[Entries from a dataset of interfaces]
--
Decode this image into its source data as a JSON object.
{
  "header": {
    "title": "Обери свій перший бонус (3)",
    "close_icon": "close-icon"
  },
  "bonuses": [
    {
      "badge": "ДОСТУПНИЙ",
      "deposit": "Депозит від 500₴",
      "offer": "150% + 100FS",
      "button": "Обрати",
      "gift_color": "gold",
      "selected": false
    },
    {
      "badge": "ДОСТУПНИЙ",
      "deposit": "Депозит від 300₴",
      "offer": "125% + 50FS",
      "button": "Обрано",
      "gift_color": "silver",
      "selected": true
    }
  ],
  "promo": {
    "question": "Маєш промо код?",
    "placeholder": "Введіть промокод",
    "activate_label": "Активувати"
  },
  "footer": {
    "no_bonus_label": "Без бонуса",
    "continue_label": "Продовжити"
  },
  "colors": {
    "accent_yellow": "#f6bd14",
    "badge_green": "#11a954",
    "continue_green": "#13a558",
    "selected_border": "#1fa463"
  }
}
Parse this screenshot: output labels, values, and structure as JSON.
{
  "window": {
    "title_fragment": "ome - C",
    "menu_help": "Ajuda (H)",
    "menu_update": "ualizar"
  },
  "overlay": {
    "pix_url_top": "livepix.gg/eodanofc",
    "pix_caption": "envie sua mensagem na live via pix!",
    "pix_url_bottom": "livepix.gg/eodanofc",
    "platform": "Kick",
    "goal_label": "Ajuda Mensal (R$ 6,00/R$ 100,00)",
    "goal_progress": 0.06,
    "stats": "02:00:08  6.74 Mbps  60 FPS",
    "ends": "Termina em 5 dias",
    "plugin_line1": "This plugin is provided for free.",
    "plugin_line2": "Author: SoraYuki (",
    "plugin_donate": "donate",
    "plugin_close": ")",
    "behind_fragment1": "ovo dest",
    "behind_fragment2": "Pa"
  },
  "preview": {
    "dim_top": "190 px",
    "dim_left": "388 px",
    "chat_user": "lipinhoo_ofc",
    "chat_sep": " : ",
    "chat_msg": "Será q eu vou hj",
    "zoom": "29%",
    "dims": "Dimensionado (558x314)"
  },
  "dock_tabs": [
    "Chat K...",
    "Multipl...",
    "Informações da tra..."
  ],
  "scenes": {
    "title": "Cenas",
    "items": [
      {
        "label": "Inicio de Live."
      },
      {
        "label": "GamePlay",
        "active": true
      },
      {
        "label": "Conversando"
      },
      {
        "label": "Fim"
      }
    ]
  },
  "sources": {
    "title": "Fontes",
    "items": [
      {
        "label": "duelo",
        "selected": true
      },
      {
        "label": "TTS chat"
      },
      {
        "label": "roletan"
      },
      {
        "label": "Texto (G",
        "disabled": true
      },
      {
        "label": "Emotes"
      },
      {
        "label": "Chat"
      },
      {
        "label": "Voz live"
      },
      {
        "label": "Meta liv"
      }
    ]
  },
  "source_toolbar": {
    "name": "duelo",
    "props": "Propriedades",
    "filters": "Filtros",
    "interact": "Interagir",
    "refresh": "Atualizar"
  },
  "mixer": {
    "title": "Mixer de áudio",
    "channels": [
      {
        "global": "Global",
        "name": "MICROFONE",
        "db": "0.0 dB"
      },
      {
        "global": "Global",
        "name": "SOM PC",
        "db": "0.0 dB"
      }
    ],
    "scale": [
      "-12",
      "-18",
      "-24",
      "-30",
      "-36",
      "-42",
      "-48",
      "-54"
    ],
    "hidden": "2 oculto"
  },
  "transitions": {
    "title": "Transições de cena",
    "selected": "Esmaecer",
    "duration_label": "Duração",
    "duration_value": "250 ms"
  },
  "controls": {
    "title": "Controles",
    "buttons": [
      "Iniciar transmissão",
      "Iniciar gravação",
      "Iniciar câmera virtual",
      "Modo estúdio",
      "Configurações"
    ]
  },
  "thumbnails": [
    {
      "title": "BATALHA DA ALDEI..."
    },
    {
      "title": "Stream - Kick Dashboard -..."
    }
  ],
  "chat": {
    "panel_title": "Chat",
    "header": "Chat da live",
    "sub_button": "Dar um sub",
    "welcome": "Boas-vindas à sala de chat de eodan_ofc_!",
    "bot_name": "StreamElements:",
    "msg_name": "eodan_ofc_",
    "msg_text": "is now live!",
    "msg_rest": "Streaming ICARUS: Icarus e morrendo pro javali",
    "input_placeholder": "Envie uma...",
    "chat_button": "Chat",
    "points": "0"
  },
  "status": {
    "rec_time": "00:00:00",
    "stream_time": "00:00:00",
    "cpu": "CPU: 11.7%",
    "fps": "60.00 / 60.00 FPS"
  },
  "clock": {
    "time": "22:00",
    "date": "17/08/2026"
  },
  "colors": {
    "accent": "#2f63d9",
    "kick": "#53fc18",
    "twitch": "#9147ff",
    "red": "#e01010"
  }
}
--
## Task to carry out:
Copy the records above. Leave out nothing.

## Output of the task:
Decode this image into its source data as a JSON object.
{
  "header": {
    "title": "Обери свій перший бонус (3)",
    "close_icon": "close-icon"
  },
  "bonuses": [
    {
      "badge": "ДОСТУПНИЙ",
      "deposit": "Депозит від 500₴",
      "offer": "150% + 100FS",
      "button": "Обрати",
      "gift_color": "gold",
      "selected": false
    },
    {
      "badge": "ДОСТУПНИЙ",
      "deposit": "Депозит від 300₴",
      "offer": "125% + 50FS",
      "button": "Обрано",
      "gift_color": "silver",
      "selected": true
    }
  ],
  "promo": {
    "question": "Маєш промо код?",
    "placeholder": "Введіть промокод",
    "activate_label": "Активувати"
  },
  "footer": {
    "no_bonus_label": "Без бонуса",
    "continue_label": "Продовжити"
  },
  "colors": {
    "accent_yellow": "#f6bd14",
    "badge_green": "#11a954",
    "continue_green": "#13a558",
    "selected_border": "#1fa463"
  }
}
Parse this screenshot: output labels, values, and structure as JSON.
{
  "window": {
    "title_fragment": "ome - C",
    "menu_help": "Ajuda (H)",
    "menu_update": "ualizar"
  },
  "overlay": {
    "pix_url_top": "livepix.gg/eodanofc",
    "pix_caption": "envie sua mensagem na live via pix!",
    "pix_url_bottom": "livepix.gg/eodanofc",
    "platform": "Kick",
    "goal_label": "Ajuda Mensal (R$ 6,00/R$ 100,00)",
    "goal_progress": 0.06,
    "stats": "02:00:08  6.74 Mbps  60 FPS",
    "ends": "Termina em 5 dias",
    "plugin_line1": "This plugin is provided for free.",
    "plugin_line2": "Author: SoraYuki (",
    "plugin_donate": "donate",
    "plugin_close": ")",
    "behind_fragment1": "ovo dest",
    "behind_fragment2": "Pa"
  },
  "preview": {
    "dim_top": "190 px",
    "dim_left": "388 px",
    "chat_user": "lipinhoo_ofc",
    "chat_sep": " : ",
    "chat_msg": "Será q eu vou hj",
    "zoom": "29%",
    "dims": "Dimensionado (558x314)"
  },
  "dock_tabs": [
    "Chat K...",
    "Multipl...",
    "Informações da tra..."
  ],
  "scenes": {
    "title": "Cenas",
    "items": [
      {
        "label": "Inicio de Live."
      },
      {
        "label": "GamePlay",
        "active": true
      },
      {
        "label": "Conversando"
      },
      {
        "label": "Fim"
      }
    ]
  },
  "sources": {
    "title": "Fontes",
    "items": [
      {
        "label": "duelo",
        "selected": true
      },
      {
        "label": "TTS chat"
      },
      {
        "label": "roletan"
      },
      {
        "label": "Texto (G",
        "disabled": true
      },
      {
        "label": "Emotes"
      },
      {
        "label": "Chat"
      },
      {
        "label": "Voz live"
      },
      {
        "label": "Meta liv"
      }
    ]
  },
  "source_toolbar": {
    "name": "duelo",
    "props": "Propriedades",
    "filters": "Filtros",
    "interact": "Interagir",
    "refresh": "Atualizar"
  },
  "mixer": {
    "title": "Mixer de áudio",
    "channels": [
      {
        "global": "Global",
        "name": "MICROFONE",
        "db": "0.0 dB"
      },
      {
        "global": "Global",
        "name": "SOM PC",
        "db": "0.0 dB"
      }
    ],
    "scale": [
      "-12",
      "-18",
      "-24",
      "-30",
      "-36",
      "-42",
      "-48",
      "-54"
    ],
    "hidden": "2 oculto"
  },
  "transitions": {
    "title": "Transições de cena",
    "selected": "Esmaecer",
    "duration_label": "Duração",
    "duration_value": "250 ms"
  },
  "controls": {
    "title": "Controles",
    "buttons": [
      "Iniciar transmissão",
      "Iniciar gravação",
      "Iniciar câmera virtual",
      "Modo estúdio",
      "Configurações"
    ]
  },
  "thumbnails": [
    {
      "title": "BATALHA DA ALDEI..."
    },
    {
      "title": "Stream - Kick Dashboard -..."
    }
  ],
  "chat": {
    "panel_title": "Chat",
    "header": "Chat da live",
    "sub_button": "Dar um sub",
    "welcome": "Boas-vindas à sala de chat de eodan_ofc_!",
    "bot_name": "StreamElements:",
    "msg_name": "eodan_ofc_",
    "msg_text": "is now live!",
    "msg_rest": "Streaming ICARUS: Icarus e morrendo pro javali",
    "input_placeholder": "Envie uma...",
    "chat_button": "Chat",
    "points": "0"
  },
  "status": {
    "rec_time": "00:00:00",
    "stream_time": "00:00:00",
    "cpu": "CPU: 11.7%",
    "fps": "60.00 / 60.00 FPS"
  },
  "clock": {
    "time": "22:00",
    "date": "17/08/2026"
  },
  "colors": {
    "accent": "#2f63d9",
    "kick": "#53fc18",
    "twitch": "#9147ff",
    "red": "#e01010"
  }
}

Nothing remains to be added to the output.